FEMA is currently responding to multiple major disasters—from the aftermath of Hurricane Harvey in Texas to the devastating wildfires blazing across California and as a result, Schumer said that their ability to manage the disaster recovery in Puerto Rico is clearly inadequate. For instance, Puerto Rico’s governor submitted a request for federal funding nearly three weeks ago, however, FEMA has yet to provide its stamp of approval on the federal dollars that would allow the Commonwealth to be reimbursed for rebuilding roads and bridges, water control facilities, public utilities, and more. The scale of the destruction and the complexity of the recovery process in Puerto Rico necessitates an experienced, high-level official with his or her sole focus on helping to coordinate and facilitate the emergency response and recovery efforts in Puerto Rico.

Schumer said an emergency “CEO of Response & Recovery” to assist Puerto Rico would:

  • Help coordinate emergency response activities among the various federal agencies, from FEMA, to DoD, to the Department of Energy, to the Treasury Department.
  • Work with the Puerto Rican government and local officials to ensure that every municipality in Puerto Rico receives all possible resources, personnel, and support from the federal government.
  • Oversee electric grid restoration, repair, and rebuilding.
  • Help facilitate timely and accurate damage assessments to ensure that Puerto Rico will receive all of the resources it needs in upcoming emergency supplemental appropriations bills.
  • Oversee disaster assistance distribution and federal contractual arrangements to ensure that there is no waste, fraud, or abuse.
  • Assist the Puerto Rican Governor and municipalities in developing long-term plans for recovery and rebuilding in a more resilient and cost effective way.

The official death toll in Puerto Rico has risen to 49, with reports of dozens of individuals still missing.

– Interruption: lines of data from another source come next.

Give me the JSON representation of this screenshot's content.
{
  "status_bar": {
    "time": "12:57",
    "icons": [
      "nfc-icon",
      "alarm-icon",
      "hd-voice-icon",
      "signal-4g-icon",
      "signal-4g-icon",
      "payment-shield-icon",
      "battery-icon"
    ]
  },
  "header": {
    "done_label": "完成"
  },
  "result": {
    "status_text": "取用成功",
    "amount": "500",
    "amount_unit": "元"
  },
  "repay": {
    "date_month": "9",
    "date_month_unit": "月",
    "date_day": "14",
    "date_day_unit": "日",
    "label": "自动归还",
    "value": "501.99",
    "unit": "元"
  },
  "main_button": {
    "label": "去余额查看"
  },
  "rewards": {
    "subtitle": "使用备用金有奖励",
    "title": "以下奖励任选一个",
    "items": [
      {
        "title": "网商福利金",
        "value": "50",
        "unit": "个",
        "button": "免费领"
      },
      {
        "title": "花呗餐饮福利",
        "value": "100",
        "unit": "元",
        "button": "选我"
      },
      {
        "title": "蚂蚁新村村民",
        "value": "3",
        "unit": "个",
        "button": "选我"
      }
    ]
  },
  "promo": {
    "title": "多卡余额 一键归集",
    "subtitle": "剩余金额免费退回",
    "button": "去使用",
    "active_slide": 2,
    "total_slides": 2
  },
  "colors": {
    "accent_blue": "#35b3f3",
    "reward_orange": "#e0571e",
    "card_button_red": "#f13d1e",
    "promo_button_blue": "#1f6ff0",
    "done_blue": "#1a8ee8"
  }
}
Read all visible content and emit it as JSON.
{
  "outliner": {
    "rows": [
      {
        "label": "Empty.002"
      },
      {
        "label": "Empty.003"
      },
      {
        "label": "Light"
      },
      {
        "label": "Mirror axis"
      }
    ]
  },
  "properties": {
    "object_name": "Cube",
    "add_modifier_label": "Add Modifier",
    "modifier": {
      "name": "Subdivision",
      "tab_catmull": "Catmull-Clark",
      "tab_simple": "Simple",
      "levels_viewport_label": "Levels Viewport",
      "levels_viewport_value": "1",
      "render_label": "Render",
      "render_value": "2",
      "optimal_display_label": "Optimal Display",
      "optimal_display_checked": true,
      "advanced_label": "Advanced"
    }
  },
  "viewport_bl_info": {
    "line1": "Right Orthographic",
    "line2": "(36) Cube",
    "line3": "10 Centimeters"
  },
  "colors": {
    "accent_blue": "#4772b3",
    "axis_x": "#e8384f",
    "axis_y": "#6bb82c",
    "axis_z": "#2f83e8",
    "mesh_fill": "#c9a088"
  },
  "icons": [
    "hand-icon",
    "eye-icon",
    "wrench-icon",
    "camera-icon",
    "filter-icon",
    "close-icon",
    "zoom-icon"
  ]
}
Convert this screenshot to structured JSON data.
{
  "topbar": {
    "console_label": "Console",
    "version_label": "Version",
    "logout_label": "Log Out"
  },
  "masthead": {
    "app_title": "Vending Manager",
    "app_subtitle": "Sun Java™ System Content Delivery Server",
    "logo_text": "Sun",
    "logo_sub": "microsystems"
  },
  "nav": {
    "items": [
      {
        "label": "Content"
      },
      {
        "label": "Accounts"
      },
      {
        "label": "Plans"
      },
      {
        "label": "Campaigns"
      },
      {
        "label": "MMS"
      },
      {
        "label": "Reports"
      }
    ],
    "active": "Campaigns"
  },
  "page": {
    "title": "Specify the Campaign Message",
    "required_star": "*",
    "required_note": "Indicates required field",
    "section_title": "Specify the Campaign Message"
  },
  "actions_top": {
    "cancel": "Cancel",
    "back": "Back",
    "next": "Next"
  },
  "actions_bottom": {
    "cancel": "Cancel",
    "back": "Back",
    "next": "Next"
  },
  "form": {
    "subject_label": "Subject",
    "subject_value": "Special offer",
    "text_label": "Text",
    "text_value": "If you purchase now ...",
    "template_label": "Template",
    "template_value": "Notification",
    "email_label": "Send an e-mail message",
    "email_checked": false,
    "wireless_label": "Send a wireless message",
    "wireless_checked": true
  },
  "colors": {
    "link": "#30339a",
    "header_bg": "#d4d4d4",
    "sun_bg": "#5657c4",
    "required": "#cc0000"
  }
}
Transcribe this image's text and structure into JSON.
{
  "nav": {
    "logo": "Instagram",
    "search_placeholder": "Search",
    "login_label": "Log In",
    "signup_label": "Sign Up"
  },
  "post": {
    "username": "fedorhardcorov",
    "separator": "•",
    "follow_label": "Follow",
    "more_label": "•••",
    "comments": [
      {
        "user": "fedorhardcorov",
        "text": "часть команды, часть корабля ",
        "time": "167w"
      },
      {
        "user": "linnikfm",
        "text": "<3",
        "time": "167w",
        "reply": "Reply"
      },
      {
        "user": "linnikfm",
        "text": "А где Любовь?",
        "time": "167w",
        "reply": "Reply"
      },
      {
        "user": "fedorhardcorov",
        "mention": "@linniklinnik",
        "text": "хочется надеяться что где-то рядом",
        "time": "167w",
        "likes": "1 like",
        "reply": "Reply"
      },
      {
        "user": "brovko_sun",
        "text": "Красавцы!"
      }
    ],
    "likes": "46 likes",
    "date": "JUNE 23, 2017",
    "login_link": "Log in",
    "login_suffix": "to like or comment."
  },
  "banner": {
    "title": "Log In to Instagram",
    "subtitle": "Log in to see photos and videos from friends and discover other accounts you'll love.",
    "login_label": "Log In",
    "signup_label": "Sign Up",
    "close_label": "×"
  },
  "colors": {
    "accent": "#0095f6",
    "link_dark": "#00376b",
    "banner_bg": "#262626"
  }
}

Currently, only 73% of Puerto Ricans have access to running water. According to a CNN report, more than a third of individuals in Puerto Rico are without certifiably safe drinking water, amounting to about one million Puerto Ricans suffering without access to clean water. Without sufficient shipments of clean water in Puerto Rico, the likelihood for contraction of cholera and diarrheal diseases will undoubtedly increase, Schumer said.

Moreover, 80 percent of the island is still without electricity, meaning some have not had power for 45 days, since Hurricane Irma hit in September. The Army Corps of Engineers has said it needs 2,000 additional workers to help with restoring the power, yet it has only brought in approximately 200 workers. Downed power lines remain on the ground. Currently, only 33 percent of the island’s cell sites are functional, and only 53 percent of cell towers have been fully restored. The lack of power has drastically impacted the ability of hospitals to care for the surplus of patients they have received, and many hospitals are still running on generators.

Furthermore, there has been a shortage of medication and other healthcare supplies, leaving many individuals at risk. Many Puerto Ricans with diseases have been unable to receive the specialized treatments that they need. According to reports, 16% of Puerto Ricans live with diabetes, one of the highest rates in all of the United States. Insulin, the hormone taken through an IV to regulate blood sugar levels, needs to be kept at 77 degrees, and temperatures have stayed far above that in the weeks since the storm, even in the evening.

Just offshore of Puerto Rico, the USNS Comfort, a vessel equipped with a fully operational hospital, could prove to be instrumental in the road to recovery for many seeking medical attention. Unfortunately, it has been difficult to get patients onto the ship. As of Friday, just 43 of the 250 beds on the USNS Comfort were occupied, despite the ship’s arrival weeks ago.

On October 19th, Governor Ricardo Rossello met with President Trump at the White House to discuss the recovery efforts. Rossello said that “the reality is that we still need to do a lot more for the people of Puerto Rico… This is not over -- not over by a longshot.” However, when asked how he would grade the White House’s response to the disaster in Puerto Rico, President Trump said he would give it a “ten.”